Task instructions:
An answer that reproduces all the entries exactly is what is needed.

Source data:
-.-.-
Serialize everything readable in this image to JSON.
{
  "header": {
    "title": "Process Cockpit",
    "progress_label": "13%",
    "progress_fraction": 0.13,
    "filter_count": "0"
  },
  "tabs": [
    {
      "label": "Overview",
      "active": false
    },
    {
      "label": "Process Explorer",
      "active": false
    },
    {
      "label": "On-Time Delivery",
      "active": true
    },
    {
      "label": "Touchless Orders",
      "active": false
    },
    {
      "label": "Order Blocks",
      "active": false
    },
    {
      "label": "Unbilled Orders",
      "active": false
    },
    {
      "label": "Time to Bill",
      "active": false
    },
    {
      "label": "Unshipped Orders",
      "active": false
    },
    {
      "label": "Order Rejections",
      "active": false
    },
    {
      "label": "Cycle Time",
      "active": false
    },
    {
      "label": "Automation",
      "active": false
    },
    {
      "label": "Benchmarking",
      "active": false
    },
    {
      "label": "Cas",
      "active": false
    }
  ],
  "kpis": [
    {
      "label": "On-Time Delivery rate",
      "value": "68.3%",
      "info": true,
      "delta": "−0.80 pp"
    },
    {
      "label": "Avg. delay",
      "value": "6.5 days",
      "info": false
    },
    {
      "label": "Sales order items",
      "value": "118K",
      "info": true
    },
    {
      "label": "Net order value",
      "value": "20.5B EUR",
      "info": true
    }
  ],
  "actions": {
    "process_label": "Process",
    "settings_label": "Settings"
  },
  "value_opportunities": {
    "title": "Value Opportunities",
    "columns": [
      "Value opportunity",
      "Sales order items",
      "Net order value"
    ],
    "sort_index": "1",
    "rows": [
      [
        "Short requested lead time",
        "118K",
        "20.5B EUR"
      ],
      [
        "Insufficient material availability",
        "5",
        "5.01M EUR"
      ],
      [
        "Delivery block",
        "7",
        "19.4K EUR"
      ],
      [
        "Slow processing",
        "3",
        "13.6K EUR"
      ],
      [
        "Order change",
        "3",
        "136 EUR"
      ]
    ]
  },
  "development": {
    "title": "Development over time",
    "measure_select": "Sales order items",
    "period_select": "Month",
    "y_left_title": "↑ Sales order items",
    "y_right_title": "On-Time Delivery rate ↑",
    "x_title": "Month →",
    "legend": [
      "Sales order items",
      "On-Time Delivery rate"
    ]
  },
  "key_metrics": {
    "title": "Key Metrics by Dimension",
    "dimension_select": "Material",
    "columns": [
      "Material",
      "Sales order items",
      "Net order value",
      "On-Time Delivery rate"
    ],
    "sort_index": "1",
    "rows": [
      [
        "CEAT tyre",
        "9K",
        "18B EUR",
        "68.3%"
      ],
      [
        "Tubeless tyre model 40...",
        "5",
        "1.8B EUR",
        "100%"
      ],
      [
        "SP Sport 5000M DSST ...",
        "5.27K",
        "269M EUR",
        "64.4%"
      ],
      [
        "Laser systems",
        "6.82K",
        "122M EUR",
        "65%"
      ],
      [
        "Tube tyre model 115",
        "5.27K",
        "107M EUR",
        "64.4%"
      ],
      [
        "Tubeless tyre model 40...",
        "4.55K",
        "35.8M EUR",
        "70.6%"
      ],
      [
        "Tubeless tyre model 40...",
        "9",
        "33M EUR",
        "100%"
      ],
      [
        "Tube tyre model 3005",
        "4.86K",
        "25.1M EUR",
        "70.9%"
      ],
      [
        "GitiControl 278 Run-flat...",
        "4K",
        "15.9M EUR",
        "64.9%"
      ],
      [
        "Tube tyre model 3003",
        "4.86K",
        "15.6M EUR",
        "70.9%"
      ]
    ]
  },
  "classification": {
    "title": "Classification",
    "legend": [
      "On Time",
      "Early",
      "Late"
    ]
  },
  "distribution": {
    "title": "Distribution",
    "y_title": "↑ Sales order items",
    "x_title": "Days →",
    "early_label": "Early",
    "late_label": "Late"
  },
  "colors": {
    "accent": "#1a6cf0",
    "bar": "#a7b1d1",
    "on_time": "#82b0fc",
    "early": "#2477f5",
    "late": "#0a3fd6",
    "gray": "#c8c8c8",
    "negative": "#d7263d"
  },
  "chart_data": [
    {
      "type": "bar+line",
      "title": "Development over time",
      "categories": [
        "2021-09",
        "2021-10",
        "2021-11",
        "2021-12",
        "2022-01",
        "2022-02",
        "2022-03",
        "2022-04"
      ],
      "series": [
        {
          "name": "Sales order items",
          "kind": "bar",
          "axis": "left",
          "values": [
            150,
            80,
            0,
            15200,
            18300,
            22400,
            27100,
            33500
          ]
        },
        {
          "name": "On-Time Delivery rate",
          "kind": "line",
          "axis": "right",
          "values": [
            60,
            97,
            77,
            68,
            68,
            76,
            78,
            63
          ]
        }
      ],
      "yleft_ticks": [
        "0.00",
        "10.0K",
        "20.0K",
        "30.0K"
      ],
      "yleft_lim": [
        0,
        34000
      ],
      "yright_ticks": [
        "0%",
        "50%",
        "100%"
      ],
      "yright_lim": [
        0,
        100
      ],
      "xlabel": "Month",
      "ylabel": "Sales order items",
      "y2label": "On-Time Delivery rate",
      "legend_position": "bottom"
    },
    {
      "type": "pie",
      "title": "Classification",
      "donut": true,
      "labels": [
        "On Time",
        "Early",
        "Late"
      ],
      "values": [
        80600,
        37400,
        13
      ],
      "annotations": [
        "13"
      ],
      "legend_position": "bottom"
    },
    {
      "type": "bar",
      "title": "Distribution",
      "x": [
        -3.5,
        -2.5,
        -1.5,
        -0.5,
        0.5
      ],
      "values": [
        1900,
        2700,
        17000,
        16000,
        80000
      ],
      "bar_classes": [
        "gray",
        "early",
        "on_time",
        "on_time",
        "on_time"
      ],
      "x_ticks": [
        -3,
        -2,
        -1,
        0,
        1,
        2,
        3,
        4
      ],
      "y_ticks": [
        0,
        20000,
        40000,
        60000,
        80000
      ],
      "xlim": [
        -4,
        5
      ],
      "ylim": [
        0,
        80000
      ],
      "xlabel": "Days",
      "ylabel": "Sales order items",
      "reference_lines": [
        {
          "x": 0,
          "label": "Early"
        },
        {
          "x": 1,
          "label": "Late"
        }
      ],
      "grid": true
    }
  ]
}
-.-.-
Task result:
Serialize everything readable in this image to JSON.
{
  "header": {
    "title": "Process Cockpit",
    "progress_label": "13%",
    "progress_fraction": 0.13,
    "filter_count": "0"
  },
  "tabs": [
    {
      "label": "Overview",
      "active": false
    },
    {
      "label": "Process Explorer",
      "active": false
    },
    {
      "label": "On-Time Delivery",
      "active": true
    },
    {
      "label": "Touchless Orders",
      "active": false
    },
    {
      "label": "Order Blocks",
      "active": false
    },
    {
      "label": "Unbilled Orders",
      "active": false
    },
    {
      "label": "Time to Bill",
      "active": false
    },
    {
      "label": "Unshipped Orders",
      "active": false
    },
    {
      "label": "Order Rejections",
      "active": false
    },
    {
      "label": "Cycle Time",
      "active": false
    },
    {
      "label": "Automation",
      "active": false
    },
    {
      "label": "Benchmarking",
      "active": false
    },
    {
      "label": "Cas",
      "active": false
    }
  ],
  "kpis": [
    {
      "label": "On-Time Delivery rate",
      "value": "68.3%",
      "info": true,
      "delta": "−0.80 pp"
    },
    {
      "label": "Avg. delay",
      "value": "6.5 days",
      "info": false
    },
    {
      "label": "Sales order items",
      "value": "118K",
      "info": true
    },
    {
      "label": "Net order value",
      "value": "20.5B EUR",
      "info": true
    }
  ],
  "actions": {
    "process_label": "Process",
    "settings_label": "Settings"
  },
  "value_opportunities": {
    "title": "Value Opportunities",
    "columns": [
      "Value opportunity",
      "Sales order items",
      "Net order value"
    ],
    "sort_index": "1",
    "rows": [
      [
        "Short requested lead time",
        "118K",
        "20.5B EUR"
      ],
      [
        "Insufficient material availability",
        "5",
        "5.01M EUR"
      ],
      [
        "Delivery block",
        "7",
        "19.4K EUR"
      ],
      [
        "Slow processing",
        "3",
        "13.6K EUR"
      ],
      [
        "Order change",
        "3",
        "136 EUR"
      ]
    ]
  },
  "development": {
    "title": "Development over time",
    "measure_select": "Sales order items",
    "period_select": "Month",
    "y_left_title": "↑ Sales order items",
    "y_right_title": "On-Time Delivery rate ↑",
    "x_title": "Month →",
    "legend": [
      "Sales order items",
      "On-Time Delivery rate"
    ]
  },
  "key_metrics": {
    "title": "Key Metrics by Dimension",
    "dimension_select": "Material",
    "columns": [
      "Material",
      "Sales order items",
      "Net order value",
      "On-Time Delivery rate"
    ],
    "sort_index": "1",
    "rows": [
      [
        "CEAT tyre",
        "9K",
        "18B EUR",
        "68.3%"
      ],
      [
        "Tubeless tyre model 40...",
        "5",
        "1.8B EUR",
        "100%"
      ],
      [
        "SP Sport 5000M DSST ...",
        "5.27K",
        "269M EUR",
        "64.4%"
      ],
      [
        "Laser systems",
        "6.82K",
        "122M EUR",
        "65%"
      ],
      [
        "Tube tyre model 115",
        "5.27K",
        "107M EUR",
        "64.4%"
      ],
      [
        "Tubeless tyre model 40...",
        "4.55K",
        "35.8M EUR",
        "70.6%"
      ],
      [
        "Tubeless tyre model 40...",
        "9",
        "33M EUR",
        "100%"
      ],
      [
        "Tube tyre model 3005",
        "4.86K",
        "25.1M EUR",
        "70.9%"
      ],
      [
        "GitiControl 278 Run-flat...",
        "4K",
        "15.9M EUR",
        "64.9%"
      ],
      [
        "Tube tyre model 3003",
        "4.86K",
        "15.6M EUR",
        "70.9%"
      ]
    ]
  },
  "classification": {
    "title": "Classification",
    "legend": [
      "On Time",
      "Early",
      "Late"
    ]
  },
  "distribution": {
    "title": "Distribution",
    "y_title": "↑ Sales order items",
    "x_title": "Days →",
    "early_label": "Early",
    "late_label": "Late"
  },
  "colors": {
    "accent": "#1a6cf0",
    "bar": "#a7b1d1",
    "on_time": "#82b0fc",
    "early": "#2477f5",
    "late": "#0a3fd6",
    "gray": "#c8c8c8",
    "negative": "#d7263d"
  },
  "chart_data": [
    {
      "type": "bar+line",
      "title": "Development over time",
      "categories": [
        "2021-09",
        "2021-10",
        "2021-11",
        "2021-12",
        "2022-01",
        "2022-02",
        "2022-03",
        "2022-04"
      ],
      "series": [
        {
          "name": "Sales order items",
          "kind": "bar",
          "axis": "left",
          "values": [
            150,
            80,
            0,
            15200,
            18300,
            22400,
            27100,
            33500
          ]
        },
        {
          "name": "On-Time Delivery rate",
          "kind": "line",
          "axis": "right",
          "values": [
            60,
            97,
            77,
            68,
            68,
            76,
            78,
            63
          ]
        }
      ],
      "yleft_ticks": [
        "0.00",
        "10.0K",
        "20.0K",
        "30.0K"
      ],
      "yleft_lim": [
        0,
        34000
      ],
      "yright_ticks": [
        "0%",
        "50%",
        "100%"
      ],
      "yright_lim": [
        0,
        100
      ],
      "xlabel": "Month",
      "ylabel": "Sales order items",
      "y2label": "On-Time Delivery rate",
      "legend_position": "bottom"
    },
    {
      "type": "pie",
      "title": "Classification",
      "donut": true,
      "labels": [
        "On Time",
        "Early",
        "Late"
      ],
      "values": [
        80600,
        37400,
        13
      ],
      "annotations": [
        "13"
      ],
      "legend_position": "bottom"
    },
    {
      "type": "bar",
      "title": "Distribution",
      "x": [
        -3.5,
        -2.5,
        -1.5,
        -0.5,
        0.5
      ],
      "values": [
        1900,
        2700,
        17000,
        16000,
        80000
      ],
      "bar_classes": [
        "gray",
        "early",
        "on_time",
        "on_time",
        "on_time"
      ],
      "x_ticks": [
        -3,
        -2,
        -1,
        0,
        1,
        2,
        3,
        4
      ],
      "y_ticks": [
        0,
        20000,
        40000,
        60000,
        80000
      ],
      "xlim": [
        -4,
        5
      ],
      "ylim": [
        0,
        80000
      ],
      "xlabel": "Days",
      "ylabel": "Sales order items",
      "reference_lines": [
        {
          "x": 0,
          "label": "Early"
        },
        {
          "x": 1,
          "label": "Late"
        }
      ],
      "grid": true
    }
  ]
}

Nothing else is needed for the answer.